=== Data extracts ===
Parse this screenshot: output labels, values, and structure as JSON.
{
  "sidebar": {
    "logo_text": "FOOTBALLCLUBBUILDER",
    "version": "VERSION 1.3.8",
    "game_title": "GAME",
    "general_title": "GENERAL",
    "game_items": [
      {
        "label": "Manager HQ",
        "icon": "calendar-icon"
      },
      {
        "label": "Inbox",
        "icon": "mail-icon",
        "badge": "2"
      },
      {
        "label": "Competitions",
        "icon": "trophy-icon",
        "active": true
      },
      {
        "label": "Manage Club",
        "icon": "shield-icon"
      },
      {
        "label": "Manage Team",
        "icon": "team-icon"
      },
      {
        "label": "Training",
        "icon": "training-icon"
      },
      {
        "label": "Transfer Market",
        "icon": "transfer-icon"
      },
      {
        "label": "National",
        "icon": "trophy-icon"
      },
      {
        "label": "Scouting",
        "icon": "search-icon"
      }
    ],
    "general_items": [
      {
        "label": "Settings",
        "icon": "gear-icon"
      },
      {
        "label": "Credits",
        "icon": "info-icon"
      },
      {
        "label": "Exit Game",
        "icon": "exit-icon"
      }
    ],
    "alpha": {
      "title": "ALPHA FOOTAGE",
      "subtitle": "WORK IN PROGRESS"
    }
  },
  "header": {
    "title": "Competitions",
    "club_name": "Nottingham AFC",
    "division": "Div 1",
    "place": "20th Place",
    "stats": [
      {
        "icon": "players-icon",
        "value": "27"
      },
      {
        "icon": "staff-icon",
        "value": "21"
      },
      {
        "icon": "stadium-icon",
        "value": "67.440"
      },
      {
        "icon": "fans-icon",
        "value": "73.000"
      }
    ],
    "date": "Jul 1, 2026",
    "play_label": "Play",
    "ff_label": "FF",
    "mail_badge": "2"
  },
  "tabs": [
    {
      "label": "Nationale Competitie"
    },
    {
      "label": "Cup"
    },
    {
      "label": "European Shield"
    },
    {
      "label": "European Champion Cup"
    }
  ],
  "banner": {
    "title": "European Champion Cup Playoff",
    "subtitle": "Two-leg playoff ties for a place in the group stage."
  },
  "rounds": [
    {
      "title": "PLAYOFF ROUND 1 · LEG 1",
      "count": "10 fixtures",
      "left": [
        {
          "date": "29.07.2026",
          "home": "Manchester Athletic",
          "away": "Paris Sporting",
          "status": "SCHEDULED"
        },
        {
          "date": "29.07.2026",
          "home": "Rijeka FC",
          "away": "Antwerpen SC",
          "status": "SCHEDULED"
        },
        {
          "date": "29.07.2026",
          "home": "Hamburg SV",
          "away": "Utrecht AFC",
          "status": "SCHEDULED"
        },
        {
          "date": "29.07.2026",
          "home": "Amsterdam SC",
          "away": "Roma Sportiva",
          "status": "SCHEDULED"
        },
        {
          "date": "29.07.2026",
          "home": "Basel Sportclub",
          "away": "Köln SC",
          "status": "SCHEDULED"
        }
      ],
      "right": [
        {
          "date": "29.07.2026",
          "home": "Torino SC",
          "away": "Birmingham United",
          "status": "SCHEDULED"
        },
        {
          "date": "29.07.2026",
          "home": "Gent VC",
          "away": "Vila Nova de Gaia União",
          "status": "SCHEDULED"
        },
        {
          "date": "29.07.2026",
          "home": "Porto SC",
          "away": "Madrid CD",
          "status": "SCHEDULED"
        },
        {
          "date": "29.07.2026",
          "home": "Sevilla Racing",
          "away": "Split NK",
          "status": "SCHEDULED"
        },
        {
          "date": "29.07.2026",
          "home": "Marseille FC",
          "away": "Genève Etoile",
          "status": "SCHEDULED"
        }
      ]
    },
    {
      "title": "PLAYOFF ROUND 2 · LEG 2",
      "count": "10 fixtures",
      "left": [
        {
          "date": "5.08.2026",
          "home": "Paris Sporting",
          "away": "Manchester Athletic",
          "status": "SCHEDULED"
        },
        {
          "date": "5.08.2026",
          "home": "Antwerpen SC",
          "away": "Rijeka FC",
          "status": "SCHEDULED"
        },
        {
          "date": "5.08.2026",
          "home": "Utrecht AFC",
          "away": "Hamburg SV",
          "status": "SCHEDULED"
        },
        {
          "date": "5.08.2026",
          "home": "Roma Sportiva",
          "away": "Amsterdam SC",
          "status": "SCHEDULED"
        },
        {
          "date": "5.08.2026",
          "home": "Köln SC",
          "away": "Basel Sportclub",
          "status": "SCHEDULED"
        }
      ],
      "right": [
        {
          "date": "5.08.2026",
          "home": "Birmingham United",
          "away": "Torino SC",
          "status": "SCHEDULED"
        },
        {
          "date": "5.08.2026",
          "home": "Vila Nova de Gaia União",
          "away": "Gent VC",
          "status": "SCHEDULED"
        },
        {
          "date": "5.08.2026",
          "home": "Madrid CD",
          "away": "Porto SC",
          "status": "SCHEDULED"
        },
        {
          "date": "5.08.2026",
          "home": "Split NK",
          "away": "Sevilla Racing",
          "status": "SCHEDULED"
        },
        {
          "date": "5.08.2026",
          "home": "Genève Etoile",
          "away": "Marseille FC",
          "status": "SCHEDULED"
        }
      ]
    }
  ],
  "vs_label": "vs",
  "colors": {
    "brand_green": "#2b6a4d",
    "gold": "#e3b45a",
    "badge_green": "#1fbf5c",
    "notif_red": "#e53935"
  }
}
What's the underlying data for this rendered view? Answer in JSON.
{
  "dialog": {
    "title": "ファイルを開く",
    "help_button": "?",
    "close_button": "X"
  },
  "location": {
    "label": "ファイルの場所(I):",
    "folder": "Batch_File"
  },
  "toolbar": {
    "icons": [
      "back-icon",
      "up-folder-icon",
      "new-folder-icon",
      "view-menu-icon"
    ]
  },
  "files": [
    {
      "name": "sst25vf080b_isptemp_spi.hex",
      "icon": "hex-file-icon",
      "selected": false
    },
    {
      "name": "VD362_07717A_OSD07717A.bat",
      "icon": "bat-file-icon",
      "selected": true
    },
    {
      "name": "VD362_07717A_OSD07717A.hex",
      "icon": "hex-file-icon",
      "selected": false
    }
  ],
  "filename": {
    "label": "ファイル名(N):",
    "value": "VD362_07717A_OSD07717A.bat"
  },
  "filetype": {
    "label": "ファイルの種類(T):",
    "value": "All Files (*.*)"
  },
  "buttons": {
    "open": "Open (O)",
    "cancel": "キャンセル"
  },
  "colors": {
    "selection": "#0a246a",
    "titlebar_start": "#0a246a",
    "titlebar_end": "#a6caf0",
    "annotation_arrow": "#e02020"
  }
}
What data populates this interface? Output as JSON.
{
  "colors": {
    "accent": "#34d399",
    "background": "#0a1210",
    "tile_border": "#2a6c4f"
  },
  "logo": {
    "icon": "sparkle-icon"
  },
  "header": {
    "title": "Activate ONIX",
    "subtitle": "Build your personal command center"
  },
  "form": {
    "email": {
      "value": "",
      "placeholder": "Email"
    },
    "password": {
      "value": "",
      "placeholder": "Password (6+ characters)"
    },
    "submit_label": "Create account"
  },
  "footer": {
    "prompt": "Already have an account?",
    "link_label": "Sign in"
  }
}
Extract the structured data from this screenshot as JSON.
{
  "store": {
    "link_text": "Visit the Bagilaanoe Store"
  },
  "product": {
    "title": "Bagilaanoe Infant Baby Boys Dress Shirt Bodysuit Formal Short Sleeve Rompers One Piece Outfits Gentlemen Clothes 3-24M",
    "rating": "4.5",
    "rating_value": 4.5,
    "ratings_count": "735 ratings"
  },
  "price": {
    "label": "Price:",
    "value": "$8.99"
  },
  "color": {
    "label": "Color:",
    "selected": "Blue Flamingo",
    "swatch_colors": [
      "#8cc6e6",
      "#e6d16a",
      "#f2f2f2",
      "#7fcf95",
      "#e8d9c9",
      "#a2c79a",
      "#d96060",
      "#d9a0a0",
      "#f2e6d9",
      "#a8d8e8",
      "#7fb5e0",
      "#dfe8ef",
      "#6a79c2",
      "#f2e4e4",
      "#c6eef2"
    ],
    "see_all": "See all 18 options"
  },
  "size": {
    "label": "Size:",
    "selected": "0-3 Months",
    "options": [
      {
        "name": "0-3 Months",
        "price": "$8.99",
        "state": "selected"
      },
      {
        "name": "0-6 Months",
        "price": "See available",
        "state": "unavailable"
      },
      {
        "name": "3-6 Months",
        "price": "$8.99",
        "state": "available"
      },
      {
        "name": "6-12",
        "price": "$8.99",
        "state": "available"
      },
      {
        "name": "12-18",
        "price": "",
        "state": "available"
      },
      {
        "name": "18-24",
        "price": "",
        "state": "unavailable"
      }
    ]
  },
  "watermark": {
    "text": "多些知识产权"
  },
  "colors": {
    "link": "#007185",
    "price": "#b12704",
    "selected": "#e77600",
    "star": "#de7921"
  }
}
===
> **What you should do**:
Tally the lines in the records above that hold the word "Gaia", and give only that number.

> **Finished task**:
2